According to the Wu-Tang Clan, cash rules everything around me. That may be true if you’re a world-famous bunch of financially-minded rappers. 

But for everyone else who can’t fill a duffle bag with dolla dolla bills, we gotta rely on credit – that magical concept that let’s you buy things with money you don’t have (yet). Credit is one of the building blocks of wealth, but you’re not going to get very far without a good credit score, so let’s dive into what they are, why they’re important, and how to get yours nice and shiny. 

What the hell is a credit score 

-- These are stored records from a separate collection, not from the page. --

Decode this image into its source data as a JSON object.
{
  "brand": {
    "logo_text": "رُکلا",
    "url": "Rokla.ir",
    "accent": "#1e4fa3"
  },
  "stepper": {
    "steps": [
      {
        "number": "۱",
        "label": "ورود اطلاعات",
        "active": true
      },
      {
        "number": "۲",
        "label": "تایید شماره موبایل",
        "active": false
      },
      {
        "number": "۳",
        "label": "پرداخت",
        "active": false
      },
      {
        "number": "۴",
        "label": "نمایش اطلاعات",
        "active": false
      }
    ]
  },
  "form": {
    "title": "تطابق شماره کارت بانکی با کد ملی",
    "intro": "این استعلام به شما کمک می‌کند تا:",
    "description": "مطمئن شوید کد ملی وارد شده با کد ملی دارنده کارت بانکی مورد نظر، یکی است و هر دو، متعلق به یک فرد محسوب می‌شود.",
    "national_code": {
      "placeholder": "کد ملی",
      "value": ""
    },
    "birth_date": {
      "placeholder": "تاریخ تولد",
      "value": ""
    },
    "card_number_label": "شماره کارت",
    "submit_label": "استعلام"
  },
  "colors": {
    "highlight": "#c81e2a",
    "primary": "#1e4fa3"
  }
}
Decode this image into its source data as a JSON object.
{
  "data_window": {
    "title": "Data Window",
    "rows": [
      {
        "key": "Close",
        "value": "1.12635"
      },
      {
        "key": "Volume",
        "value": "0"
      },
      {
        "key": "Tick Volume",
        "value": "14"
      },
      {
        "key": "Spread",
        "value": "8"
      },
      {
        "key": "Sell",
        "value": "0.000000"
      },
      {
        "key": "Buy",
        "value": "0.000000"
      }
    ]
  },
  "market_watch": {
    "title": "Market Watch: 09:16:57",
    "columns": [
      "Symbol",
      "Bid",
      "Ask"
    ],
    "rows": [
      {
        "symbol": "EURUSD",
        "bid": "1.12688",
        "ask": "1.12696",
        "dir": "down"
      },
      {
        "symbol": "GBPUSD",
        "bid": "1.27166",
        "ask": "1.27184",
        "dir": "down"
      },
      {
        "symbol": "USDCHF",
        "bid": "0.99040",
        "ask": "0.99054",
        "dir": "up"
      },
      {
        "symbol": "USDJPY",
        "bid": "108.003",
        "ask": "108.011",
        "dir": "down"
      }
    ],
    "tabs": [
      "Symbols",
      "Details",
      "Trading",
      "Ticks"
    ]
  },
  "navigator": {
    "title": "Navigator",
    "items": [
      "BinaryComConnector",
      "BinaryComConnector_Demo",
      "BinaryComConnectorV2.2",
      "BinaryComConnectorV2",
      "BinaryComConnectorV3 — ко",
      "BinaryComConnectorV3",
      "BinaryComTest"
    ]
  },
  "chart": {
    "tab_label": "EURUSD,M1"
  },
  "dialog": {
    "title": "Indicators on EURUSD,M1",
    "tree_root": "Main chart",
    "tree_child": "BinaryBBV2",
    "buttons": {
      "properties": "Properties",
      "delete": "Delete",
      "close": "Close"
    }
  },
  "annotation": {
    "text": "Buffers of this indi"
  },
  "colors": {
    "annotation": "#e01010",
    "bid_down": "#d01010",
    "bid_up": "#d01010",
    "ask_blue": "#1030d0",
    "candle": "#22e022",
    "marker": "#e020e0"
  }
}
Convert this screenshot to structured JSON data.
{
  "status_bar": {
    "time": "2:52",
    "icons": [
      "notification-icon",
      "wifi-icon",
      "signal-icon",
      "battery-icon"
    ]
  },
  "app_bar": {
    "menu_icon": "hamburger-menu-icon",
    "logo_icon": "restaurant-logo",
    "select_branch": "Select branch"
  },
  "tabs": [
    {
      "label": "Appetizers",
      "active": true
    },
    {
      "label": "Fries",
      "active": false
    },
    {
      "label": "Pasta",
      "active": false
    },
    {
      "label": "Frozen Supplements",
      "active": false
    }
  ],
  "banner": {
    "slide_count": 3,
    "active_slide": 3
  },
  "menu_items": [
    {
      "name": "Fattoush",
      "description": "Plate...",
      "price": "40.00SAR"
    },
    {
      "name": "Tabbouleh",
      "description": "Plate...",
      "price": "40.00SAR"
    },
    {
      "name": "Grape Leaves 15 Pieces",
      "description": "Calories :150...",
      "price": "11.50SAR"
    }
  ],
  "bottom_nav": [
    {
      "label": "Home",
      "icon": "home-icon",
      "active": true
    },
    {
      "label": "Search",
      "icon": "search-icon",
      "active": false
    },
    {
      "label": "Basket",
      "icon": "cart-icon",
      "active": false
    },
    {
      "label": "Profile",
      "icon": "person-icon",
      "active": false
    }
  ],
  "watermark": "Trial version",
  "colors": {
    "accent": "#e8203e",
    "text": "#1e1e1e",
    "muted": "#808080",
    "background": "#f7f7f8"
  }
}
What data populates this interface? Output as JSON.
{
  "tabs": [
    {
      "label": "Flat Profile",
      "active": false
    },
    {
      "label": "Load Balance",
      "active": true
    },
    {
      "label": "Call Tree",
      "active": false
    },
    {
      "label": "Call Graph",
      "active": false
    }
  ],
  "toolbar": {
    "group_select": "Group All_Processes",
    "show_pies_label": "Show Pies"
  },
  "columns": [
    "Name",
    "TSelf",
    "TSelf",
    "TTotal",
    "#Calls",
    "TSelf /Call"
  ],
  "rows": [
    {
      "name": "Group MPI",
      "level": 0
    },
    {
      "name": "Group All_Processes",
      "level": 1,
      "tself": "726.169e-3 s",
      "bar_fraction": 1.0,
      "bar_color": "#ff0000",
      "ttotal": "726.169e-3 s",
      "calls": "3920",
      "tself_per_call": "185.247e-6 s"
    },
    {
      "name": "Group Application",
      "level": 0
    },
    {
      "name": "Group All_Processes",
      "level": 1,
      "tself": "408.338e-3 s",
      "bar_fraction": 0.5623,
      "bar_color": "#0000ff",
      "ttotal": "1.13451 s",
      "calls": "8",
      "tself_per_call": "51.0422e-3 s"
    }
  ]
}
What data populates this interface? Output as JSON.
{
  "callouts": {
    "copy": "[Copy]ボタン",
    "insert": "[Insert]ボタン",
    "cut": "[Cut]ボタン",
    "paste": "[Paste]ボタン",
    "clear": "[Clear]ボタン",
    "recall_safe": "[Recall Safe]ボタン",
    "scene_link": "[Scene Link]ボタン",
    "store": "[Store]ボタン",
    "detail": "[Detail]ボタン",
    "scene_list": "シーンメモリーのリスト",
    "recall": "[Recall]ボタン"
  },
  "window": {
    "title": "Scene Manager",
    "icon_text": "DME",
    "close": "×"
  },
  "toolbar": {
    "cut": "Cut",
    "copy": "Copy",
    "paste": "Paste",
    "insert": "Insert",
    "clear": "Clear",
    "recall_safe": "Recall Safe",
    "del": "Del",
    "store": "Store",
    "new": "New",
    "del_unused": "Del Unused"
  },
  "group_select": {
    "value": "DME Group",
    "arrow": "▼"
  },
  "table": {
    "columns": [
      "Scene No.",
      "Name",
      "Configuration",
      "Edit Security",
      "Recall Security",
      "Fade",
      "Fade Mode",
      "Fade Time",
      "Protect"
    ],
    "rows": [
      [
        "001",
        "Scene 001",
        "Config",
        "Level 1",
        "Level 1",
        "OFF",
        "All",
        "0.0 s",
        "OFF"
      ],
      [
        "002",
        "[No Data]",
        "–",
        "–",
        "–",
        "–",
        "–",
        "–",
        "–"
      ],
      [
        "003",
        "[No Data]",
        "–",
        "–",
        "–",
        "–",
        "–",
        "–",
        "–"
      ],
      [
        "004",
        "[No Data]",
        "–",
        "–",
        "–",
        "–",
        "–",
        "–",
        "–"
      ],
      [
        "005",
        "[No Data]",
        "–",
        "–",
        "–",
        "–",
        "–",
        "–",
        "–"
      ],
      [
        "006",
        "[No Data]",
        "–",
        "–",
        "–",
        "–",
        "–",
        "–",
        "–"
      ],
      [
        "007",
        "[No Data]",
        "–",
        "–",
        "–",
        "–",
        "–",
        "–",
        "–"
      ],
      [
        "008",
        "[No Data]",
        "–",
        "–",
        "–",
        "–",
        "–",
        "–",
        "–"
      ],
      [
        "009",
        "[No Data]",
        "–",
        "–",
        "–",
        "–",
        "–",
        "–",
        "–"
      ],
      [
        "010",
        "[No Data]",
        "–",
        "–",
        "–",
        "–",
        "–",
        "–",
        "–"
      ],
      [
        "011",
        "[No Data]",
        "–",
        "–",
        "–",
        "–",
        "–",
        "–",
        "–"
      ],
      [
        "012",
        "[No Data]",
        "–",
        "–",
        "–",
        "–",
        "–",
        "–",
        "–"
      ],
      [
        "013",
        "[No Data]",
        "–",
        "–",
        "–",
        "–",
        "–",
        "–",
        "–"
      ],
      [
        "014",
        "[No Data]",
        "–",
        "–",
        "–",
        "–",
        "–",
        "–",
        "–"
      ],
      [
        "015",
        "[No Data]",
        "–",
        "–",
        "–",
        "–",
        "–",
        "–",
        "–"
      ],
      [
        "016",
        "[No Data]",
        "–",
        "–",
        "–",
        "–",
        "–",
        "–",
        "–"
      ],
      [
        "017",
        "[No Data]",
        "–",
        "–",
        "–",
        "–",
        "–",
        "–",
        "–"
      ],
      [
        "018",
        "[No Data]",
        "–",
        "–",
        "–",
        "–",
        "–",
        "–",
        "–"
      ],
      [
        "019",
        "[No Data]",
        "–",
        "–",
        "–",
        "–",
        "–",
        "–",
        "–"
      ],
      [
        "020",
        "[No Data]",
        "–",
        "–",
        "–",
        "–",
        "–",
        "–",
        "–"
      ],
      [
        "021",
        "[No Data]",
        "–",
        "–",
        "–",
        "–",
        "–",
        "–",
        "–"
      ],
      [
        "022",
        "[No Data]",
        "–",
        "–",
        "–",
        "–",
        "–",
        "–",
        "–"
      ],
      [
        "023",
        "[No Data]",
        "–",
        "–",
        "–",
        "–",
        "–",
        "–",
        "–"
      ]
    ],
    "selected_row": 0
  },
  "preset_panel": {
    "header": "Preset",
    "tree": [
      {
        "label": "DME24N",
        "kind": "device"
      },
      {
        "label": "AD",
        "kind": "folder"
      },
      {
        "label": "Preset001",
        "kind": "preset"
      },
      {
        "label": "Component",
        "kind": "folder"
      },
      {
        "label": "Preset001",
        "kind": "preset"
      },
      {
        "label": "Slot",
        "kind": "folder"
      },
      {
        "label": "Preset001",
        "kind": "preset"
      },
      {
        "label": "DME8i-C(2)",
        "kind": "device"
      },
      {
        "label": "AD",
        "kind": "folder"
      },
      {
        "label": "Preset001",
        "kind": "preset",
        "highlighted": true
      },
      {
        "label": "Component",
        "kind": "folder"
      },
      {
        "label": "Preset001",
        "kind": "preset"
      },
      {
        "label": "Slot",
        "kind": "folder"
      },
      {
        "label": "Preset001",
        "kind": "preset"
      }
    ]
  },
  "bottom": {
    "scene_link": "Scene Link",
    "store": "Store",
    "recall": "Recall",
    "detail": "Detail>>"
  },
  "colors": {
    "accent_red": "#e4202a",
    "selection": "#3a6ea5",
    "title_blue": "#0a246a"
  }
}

A credit score is a number that’s accessible to anyone in the business of lending money, which tells them how risky you might be to lend to – ie. how likely you are to pay back a loan based on your financial history. Think of it as your financial fingerprint, a number that sits on a database and puts you and your financial persona onto a scale of good and bad. 

It’s based on all sorts of previous touch-points you’ve had with the credit world, things like:

  • applications you’ve made for credit (how many, who and where)
  • what types of credit you’ve applied for (home loan, buy-now-pay-later, credit card, phone plan)
  • the size of the loan or line of credit applied for
  • the age of your credit on file and how well you’ve paid it off
  • any defaults you’ve made – when you’ve failed to pay a bill on time or to pay off a loan
  • personal information like your age, where you live, and how long you’ve been employed

Why is a credit score important?

A good credit score is the key to the financial castle because this is one of the key things that lenders use to assess

a) whether they should lend to you at all, and

b) what interest rate you should get.

The higher your credit score is, the better you look in the eyes of a lender because it tells them that you’re more likely to pay the loan back. Since you’re less risky as a borrower, they can be more flexible on the interest rate they give you since there’s more certainty that they’ll get the money back from you.

If you have a lower score though, then you’re more of a risk to the lender and they often have to charge more interest to balance out that risk. This is so they can still make money even when some people don’t pay them back.

Knowing what your credit score is so important whenever you’re going in to apply for a loan because it gives you leverage to negotiate with lenders. These days many providers of finance are even giving personalised interest rates where everyone gets a unique interest rate based on their credit score (among other factors). 

Now don’t panic if you think you’re stuffed because you won’t have a good score. A credit score is dynamic, it constantly moves up and down based on your financial behaviour.

How to improve your credit score

There are plenty of ways you can improve your credit score, or start to create one if you don’t even have any credit history yet. Fun fact – lots of people think that avoiding credit completely will help them look more attractive to lenders in the future. This is not true though, having no credit history won’t help you get a loan because you can’t prove that you’re a good payer-backer (yes that’s a made-up word).

Things you can do to build a good credit profile and improve your score:

  • Have a credit card and PAY THEM ON TIME. Not just the minimum balance, the whole balance
  • But don’t get too many credit cards. Applying for credit cards too regularly could red flag you as someone who needs lots of credit all the time (not a good sign)
  • Pay all your bills on time – your phone bill, internet, electricity/water/gas etc… 
  • Try not to jump around jobs or houses… stability is looked upon favourably

If you can do all of this and just generally be on top of your money, then you’ll gradually build up a score you can proudly tell your parents about. 

How do I find out my credit score?

The most widely used scale of scoring is done by Equifax which is one of the biggest agencies across the world that tracks and reports on consumer credit. The score is a number between 0 and 1,200. 

You can get your score for free from any of these places:

So arm yourself with the information, and use it to your advantage when discussing any type of loan.